Underlying investments in emerging markets are generally less well regulated than the UK. There is an increased chance of political and economic instability with less reliable custody, dealing and settlement arrangements. The markets can be less liquid. If a fund investing in markets is affected by currency exchange rates, the investment could both increase or decrease. These investments therefore carry more risk.

Targeted Absolute Return funds do not guarantee a positive return and you could get back less than you invested, as with any other investment. Additionally, the underlying assets of these funds generally use complex hedging techniques through the use of derivative products, which can carry additional risks which may not be immediately apparent.

Press contacts:

Jason Hollands
0207 189 9919 / 07768 661382
jason.hollands@tilneybestinvest.co.uk

Gillian Kyle
0203 818 6846 / 07989 650 604
gillian.kyle@tilneybestinvest.co.uk

About Tilney Bestinvest

Tilney Bestinvest is a leading investment and financial planning firm that builds on a heritage of more than 150 years. We look after more than £9 billion of assets on our clients’ behalf and pride ourselves on offering the very highest levels of professional client service with transparent, competitive pricing across our entire range of solutions.

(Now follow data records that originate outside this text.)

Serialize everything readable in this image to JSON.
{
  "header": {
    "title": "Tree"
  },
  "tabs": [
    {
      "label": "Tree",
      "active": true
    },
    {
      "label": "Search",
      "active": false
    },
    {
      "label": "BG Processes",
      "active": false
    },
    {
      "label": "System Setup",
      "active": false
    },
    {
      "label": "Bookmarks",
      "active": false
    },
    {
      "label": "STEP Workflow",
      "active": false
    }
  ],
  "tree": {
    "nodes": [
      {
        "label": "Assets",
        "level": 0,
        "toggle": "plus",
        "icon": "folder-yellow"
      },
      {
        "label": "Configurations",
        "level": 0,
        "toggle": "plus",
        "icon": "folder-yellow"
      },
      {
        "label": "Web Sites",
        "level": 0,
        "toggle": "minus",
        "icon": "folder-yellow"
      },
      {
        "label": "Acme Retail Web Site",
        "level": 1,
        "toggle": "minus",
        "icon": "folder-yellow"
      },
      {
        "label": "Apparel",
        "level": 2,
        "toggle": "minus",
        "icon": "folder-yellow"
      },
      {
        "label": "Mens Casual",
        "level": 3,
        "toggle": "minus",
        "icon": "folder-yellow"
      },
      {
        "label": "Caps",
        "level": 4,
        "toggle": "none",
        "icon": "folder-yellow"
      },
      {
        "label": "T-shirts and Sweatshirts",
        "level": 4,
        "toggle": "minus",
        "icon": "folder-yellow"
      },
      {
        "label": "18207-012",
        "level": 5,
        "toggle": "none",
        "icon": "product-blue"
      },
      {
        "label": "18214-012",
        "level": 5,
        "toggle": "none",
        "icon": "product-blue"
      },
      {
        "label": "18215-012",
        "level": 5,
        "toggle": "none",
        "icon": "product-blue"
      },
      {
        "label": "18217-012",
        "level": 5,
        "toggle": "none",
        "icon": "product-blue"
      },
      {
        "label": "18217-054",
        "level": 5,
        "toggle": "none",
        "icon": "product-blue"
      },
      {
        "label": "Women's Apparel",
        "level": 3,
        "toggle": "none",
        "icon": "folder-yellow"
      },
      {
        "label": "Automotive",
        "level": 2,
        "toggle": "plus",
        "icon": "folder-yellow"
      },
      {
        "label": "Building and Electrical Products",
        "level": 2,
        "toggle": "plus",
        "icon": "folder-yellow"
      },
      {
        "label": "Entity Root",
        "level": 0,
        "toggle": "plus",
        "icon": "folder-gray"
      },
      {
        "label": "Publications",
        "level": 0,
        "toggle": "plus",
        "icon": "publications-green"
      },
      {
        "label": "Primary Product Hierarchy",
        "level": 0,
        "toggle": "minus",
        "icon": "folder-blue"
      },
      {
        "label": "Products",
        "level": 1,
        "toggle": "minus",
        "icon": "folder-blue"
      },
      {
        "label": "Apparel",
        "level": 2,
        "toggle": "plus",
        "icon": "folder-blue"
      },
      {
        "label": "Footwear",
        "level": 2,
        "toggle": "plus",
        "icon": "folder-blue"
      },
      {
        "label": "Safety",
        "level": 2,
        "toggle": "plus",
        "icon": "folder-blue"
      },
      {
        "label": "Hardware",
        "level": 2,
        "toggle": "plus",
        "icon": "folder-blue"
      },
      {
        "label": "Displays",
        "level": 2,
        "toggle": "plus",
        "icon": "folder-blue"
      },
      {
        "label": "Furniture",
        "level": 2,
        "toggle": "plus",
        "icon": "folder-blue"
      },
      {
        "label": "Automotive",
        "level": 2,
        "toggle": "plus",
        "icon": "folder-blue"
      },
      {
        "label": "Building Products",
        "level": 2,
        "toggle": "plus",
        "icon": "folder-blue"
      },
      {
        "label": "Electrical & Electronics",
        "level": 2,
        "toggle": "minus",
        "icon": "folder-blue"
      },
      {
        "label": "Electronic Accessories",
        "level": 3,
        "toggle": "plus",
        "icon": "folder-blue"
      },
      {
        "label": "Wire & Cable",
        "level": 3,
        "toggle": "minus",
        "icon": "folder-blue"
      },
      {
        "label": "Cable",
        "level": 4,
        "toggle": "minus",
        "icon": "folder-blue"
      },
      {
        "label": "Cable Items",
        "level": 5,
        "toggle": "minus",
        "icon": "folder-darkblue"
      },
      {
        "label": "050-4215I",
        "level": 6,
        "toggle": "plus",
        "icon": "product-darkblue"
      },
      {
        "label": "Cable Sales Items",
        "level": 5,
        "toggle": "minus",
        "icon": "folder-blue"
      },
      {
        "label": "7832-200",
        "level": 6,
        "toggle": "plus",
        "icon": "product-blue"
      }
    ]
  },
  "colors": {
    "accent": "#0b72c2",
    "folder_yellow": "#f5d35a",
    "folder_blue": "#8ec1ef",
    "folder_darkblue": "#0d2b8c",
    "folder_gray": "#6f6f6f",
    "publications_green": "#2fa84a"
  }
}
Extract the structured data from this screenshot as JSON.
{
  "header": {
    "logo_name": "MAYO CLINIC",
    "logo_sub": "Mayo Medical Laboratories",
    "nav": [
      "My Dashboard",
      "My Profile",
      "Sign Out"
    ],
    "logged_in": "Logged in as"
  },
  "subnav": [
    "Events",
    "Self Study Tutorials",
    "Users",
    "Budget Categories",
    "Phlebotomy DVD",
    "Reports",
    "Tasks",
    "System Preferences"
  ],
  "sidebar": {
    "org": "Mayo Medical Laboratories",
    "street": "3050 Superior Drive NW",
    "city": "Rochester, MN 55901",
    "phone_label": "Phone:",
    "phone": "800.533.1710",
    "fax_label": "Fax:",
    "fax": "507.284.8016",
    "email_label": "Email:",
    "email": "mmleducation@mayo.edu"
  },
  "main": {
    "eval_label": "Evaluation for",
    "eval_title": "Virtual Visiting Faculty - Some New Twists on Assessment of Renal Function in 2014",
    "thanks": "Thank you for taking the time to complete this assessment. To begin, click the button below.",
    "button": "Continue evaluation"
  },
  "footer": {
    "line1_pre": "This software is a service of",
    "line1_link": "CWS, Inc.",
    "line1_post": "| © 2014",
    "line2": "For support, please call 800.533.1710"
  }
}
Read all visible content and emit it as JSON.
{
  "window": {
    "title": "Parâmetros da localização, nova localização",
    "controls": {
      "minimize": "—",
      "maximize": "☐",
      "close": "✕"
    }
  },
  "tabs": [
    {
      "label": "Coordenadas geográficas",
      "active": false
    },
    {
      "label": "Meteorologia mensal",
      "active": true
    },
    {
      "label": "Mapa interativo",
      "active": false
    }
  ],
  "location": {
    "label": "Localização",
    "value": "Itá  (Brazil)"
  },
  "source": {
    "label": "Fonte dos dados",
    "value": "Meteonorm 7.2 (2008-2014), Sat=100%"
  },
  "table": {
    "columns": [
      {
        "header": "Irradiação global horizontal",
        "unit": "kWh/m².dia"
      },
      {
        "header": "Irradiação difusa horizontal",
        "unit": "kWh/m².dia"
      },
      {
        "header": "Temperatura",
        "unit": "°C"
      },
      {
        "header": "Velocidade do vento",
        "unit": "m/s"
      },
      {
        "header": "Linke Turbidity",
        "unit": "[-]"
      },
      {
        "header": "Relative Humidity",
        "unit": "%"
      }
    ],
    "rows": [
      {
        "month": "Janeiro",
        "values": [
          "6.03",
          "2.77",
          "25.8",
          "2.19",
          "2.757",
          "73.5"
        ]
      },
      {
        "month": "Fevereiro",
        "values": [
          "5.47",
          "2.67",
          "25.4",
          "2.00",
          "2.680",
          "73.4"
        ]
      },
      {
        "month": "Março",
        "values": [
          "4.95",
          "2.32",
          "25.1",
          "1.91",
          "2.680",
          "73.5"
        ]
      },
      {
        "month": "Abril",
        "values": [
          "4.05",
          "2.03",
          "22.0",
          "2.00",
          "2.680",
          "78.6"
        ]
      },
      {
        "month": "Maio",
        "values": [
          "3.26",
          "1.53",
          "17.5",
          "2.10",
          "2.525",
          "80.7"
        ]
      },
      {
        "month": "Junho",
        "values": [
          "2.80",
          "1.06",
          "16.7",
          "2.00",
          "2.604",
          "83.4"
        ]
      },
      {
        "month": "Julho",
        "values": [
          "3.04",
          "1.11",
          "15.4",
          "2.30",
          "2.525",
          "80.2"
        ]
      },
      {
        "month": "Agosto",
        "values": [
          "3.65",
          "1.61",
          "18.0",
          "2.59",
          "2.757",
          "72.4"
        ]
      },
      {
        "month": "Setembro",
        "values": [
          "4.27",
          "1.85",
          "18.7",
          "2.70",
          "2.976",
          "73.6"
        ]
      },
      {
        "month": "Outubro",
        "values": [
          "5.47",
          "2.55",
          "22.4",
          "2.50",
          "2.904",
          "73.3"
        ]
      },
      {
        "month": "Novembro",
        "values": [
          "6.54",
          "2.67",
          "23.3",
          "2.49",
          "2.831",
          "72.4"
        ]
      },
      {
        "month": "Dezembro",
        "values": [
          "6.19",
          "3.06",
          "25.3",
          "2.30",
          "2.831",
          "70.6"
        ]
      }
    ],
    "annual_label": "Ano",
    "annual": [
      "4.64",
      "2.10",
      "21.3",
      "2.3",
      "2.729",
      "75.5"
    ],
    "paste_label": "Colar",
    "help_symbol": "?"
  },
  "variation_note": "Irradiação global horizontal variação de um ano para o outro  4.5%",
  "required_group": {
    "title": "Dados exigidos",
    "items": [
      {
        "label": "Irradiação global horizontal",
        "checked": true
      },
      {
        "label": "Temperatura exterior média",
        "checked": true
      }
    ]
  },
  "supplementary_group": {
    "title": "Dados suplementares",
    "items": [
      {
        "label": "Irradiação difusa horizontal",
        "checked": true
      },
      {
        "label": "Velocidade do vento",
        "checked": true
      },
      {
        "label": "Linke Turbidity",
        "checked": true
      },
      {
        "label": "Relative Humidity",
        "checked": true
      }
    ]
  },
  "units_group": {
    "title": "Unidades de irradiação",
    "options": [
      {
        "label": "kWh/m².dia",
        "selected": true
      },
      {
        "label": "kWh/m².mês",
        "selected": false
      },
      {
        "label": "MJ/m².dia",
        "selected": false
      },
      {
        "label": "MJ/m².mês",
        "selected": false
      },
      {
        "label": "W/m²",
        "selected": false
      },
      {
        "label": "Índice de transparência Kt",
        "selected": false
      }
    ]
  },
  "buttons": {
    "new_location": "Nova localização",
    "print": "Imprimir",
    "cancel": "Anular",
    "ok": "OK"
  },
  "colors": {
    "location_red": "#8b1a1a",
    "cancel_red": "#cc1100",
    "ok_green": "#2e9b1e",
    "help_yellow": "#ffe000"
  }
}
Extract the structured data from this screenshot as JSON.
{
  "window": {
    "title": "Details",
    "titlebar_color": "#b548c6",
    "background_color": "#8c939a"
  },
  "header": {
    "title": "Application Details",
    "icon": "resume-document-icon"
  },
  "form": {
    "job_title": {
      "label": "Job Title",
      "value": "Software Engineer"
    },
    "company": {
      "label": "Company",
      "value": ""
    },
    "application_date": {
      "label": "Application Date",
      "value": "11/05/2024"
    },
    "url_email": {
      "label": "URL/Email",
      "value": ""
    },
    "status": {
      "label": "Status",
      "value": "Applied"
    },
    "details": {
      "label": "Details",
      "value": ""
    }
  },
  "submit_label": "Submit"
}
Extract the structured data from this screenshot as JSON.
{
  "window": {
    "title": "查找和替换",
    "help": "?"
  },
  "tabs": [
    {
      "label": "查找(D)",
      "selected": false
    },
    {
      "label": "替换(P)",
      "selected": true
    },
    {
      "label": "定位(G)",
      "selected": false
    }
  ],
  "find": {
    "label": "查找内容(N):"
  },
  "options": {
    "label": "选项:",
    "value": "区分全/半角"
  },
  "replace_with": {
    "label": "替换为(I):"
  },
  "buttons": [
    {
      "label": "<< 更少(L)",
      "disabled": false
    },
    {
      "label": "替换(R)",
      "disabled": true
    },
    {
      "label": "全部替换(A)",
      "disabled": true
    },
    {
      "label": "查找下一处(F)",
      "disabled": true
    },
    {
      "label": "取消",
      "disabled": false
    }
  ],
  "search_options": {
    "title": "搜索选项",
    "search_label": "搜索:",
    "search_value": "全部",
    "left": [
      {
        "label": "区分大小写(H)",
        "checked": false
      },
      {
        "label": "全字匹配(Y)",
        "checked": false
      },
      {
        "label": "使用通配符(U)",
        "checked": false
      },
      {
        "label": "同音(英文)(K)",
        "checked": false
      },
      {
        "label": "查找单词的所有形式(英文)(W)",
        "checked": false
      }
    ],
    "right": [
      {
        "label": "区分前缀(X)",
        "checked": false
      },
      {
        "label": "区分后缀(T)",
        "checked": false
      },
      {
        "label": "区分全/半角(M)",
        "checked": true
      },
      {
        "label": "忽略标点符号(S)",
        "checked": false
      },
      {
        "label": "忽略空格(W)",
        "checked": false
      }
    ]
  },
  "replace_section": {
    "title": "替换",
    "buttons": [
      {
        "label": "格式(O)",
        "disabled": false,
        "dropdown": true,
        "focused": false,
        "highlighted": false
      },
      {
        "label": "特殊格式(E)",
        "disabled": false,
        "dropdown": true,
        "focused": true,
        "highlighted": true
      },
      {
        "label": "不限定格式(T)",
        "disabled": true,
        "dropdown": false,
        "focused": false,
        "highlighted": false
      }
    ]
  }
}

We offer a range of services for clients whether they would like to have their investments managed by us, require the support of a highly qualified adviser, prefer to make their own investment decisions or want to take more than one approach. We also have a nationwide team of expert financial planners to help clients with all aspects of financial planning, including retirement planning.

We have won numerous awards including Stockbroker of the Year, Execution-only Stockbroker of the Year and Self-select ISA Provider of the Year 2015, as voted by readers of the Financial Times and Investors Chronicle. We are pleased that our greatest source of new business is personal referrals from existing clients.

Headquartered in Mayfair, London, Tilney Bestinvest employs over 400 staff across our network of offices, giving us full UK coverage, and we combine our award-winning research and expertise to provide a personalised service to clients whatever their investment needs.

The Tilney Bestinvest Group of Companies comprises the firms Bestinvest (Brokers) Ltd (Reg. No. 2830297), Tilney Investment Management (Reg. No. 02010520), Bestinvest (Consultants) Ltd (Reg. No. 1550116) and HW Financial Services Ltd (Reg. No. 02030706) all of which are authorised and regulated by the Financial Conduct Authority. Registered office: 6 Chesterfield Gardens, Mayfair, W1J 5BQ.

For further information, please visit: www.tilneybestinvest.co.uk

About Tilney

Tilney is a leading investment and financial planning firm that builds on a heritage of more than 150 years. The Tilney Group operates under the Tilney brand for Investment Management and Financial Planning and Bestinvest for execution-only investing. We look after more than £22 billion of assets on our clients’ behalf and pride ourselves on offering the very highest levels of professional client service with transparent, competitive pricing across our entire range of solutions.

We offer a range of services for clients whether they would like to have their investments managed by us, require the support of a highly qualified adviser, prefer to make their own investment decisions or want to take more than one approach. We also have a nationwide team of expert financial planners to help clients with all aspects of financial planning, including retirement planning.

We have won numerous awards including Best Fund Platform and Best SIPP Provider at the 2017 City of London Wealth Management Awards; Investment Award – Cautious category in the Private Asset Management Awards; and Stockbroker of the Year, Execution-only Stockbroker of the Year and Self-select ISA Provider of the Year 2015, as voted by readers of the Financial Times and Investors Chronicle. We are pleased that our greatest source of new business is personal referrals from existing clients.

Headquartered in Mayfair, London, Tilney Group employs over 1,000 staff across our network of offices, giving us full UK coverage, and we combine our award-winning research and expertise to provide a personalised service to clients whatever their investment needs.